By Gino Blefari
This week, I found myself in San Francisco for a media interview via skype with Ilyce Glink, host of Big Money Real Estate, a weekly show on the Whatever it Takes Network. Episodes focus on a variety of topics including: real estate, mortgage issues, real estate investing, personal finance and consumer advice. However, I was video chatting with Ilyce about the results from the Q1 Berkshire Hathaway HomeServices Homeowner Sentiment Survey, which assessed people’s aspirations and sentiments surrounding homeownership.
So, my interview began and I was asked this question: When compared to other generations, how do millennials differ in their home buying preferences? How are they starting to resemble previous generations?

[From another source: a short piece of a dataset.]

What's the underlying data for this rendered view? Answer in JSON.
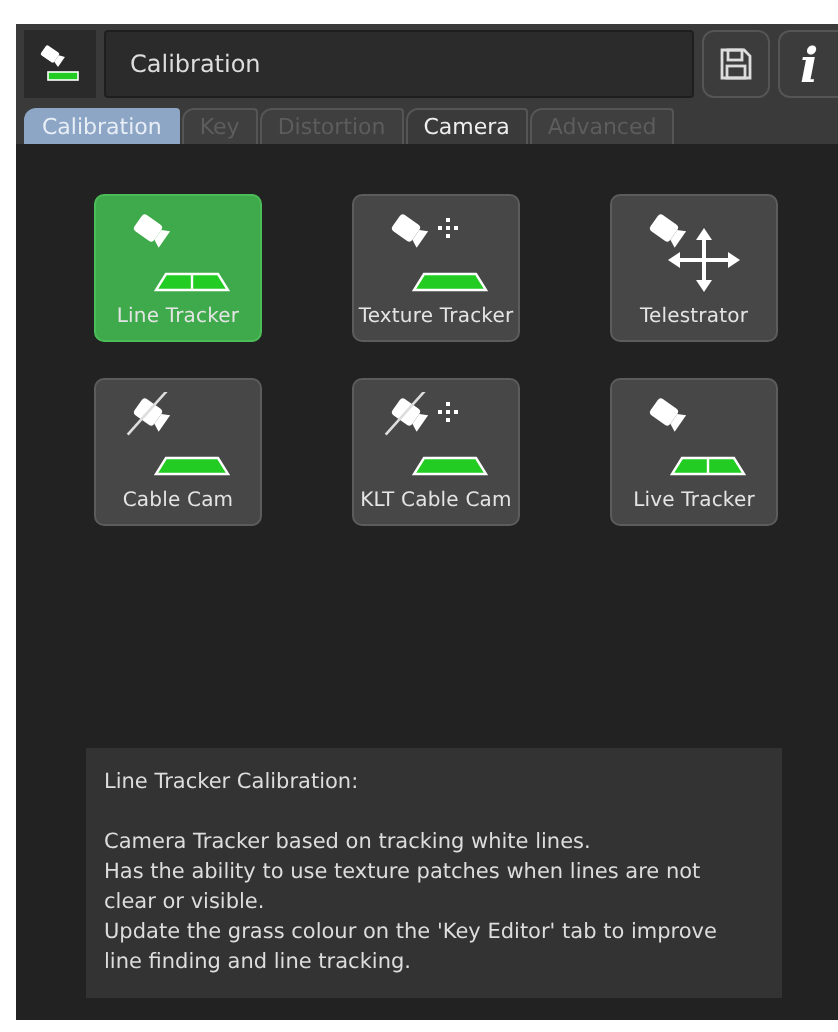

I was just about to reply with the distinguishing home-buying preferences of each generation when I had a thought: Maybe the differences we see separating Baby Boomers from Gen Xers from millennials are not as distinctive as they appear.

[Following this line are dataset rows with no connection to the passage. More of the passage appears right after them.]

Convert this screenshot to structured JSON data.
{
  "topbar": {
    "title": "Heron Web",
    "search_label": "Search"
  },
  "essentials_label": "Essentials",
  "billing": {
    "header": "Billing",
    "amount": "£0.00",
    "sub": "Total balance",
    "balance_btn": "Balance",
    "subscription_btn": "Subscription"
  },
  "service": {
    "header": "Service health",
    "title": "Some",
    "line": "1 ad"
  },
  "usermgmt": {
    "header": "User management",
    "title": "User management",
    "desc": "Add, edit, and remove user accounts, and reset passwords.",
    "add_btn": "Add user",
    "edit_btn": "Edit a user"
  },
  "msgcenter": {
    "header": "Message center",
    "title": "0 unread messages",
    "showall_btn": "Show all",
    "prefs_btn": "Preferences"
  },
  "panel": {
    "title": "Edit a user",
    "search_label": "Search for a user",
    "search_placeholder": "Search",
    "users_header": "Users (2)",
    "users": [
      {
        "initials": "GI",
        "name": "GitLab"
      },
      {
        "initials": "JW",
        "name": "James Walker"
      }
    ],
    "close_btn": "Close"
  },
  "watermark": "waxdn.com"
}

What do I mean? Well, our survey showed that disparate generations of home buyers approach the buying process differently. Millennials are “thinking in the now” and are more likely to prioritize “the ease of a purchase decision” when it comes to buying a home. By comparison, Boomers and Gen Xers embrace homeownership as a “smart, long-term investment.” Our study also found Millennials place a higher value on purchasing a home that they’ll be proud to show their friends and family, as well as living in a community with a great school district for their children.
On the surface, it seems like these characteristics clearly delineate Millennial preferences from those of older generations. But what concerns about homeownership did Boomers have when they were in their 20s and 30s? Didn’t they too care about owning a home that would make their parents and friends proud? Didn’t they also focus on the quality of the school district in a given community in order to ensure their young kids received a great education? Simply, yes.

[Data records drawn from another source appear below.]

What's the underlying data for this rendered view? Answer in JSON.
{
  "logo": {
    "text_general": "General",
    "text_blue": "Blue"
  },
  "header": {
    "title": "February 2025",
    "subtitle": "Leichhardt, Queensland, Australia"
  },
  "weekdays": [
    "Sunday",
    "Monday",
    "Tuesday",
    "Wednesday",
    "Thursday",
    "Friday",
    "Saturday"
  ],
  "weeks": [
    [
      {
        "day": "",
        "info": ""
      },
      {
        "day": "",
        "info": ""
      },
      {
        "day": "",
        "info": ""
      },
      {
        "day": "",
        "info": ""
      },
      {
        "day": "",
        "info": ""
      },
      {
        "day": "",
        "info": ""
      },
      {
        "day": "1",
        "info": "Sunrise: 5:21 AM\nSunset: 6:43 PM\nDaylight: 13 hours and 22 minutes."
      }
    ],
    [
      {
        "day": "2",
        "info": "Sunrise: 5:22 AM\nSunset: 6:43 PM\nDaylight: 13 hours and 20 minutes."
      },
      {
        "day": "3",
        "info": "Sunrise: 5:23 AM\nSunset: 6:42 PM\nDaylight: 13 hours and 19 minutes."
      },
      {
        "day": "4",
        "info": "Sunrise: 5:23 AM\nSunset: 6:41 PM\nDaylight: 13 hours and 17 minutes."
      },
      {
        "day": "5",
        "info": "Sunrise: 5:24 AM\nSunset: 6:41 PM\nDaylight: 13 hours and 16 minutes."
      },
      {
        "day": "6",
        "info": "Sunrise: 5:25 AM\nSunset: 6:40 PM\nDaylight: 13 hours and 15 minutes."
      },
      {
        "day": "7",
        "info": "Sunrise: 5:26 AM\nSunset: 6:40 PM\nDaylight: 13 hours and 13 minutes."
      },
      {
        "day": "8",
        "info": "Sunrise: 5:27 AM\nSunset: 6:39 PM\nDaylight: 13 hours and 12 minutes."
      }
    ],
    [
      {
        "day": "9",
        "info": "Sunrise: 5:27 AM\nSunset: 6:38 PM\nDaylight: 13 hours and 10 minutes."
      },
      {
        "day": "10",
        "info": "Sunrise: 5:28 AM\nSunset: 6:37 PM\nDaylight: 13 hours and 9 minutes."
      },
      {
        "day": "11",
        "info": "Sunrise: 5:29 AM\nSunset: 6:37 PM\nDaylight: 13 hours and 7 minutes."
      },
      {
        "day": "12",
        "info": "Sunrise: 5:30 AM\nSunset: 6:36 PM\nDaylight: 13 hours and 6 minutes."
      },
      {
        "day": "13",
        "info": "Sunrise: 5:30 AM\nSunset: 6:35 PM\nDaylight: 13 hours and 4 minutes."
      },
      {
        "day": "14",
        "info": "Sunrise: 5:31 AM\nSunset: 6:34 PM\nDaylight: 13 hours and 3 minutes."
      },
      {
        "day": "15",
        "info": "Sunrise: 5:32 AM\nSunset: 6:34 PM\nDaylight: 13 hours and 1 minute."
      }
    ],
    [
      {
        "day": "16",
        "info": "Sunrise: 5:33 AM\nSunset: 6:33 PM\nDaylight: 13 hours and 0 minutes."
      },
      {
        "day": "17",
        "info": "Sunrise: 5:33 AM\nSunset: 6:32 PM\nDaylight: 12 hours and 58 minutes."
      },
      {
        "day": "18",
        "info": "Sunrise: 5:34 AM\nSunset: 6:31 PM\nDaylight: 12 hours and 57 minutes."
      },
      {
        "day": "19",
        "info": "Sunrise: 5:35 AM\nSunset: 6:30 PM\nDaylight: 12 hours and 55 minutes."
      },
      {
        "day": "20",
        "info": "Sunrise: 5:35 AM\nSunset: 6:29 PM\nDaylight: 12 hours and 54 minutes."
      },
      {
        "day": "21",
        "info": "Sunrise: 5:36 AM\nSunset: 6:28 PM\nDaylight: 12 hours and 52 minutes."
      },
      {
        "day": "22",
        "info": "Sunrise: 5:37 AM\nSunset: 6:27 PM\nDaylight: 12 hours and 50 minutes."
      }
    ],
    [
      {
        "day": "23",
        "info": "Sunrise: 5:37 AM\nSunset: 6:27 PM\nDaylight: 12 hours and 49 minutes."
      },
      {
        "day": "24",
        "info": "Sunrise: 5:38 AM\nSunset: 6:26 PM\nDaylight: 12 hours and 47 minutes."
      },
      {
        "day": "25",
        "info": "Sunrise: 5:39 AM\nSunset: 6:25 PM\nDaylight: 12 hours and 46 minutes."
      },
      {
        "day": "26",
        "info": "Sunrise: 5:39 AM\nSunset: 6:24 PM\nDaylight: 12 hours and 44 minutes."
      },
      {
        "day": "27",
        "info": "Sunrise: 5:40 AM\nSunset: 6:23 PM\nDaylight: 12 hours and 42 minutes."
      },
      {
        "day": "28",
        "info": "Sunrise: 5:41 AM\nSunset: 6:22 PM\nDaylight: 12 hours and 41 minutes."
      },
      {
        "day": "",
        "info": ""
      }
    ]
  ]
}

Ah, so the differences we see in each generation may not be so different after all.
So, here’s the message: The same concerns, fears and preferences that we associate with today’s enigmatic millennial generation were also relevant for Boomers years ago. The normal rhythms of life happen regardless of how many iWatches are revealed or how many social media platforms emerge. People will always need a place to live. People will always want to start families. And those desires aren’t going away anytime soon. Because the more things change, the more they stay the same.
GINO BLEFARI is CEO of HSF Affiliates LLC. You can follow Gino on Facebook and Twitter.
One response to #21 Thoughts on Leadership: It’s the Same Difference
Great observation. It exemplifies the old saw, “the more things change, the more they stay the same”, and exactly dovetails with my current experience working with millennials.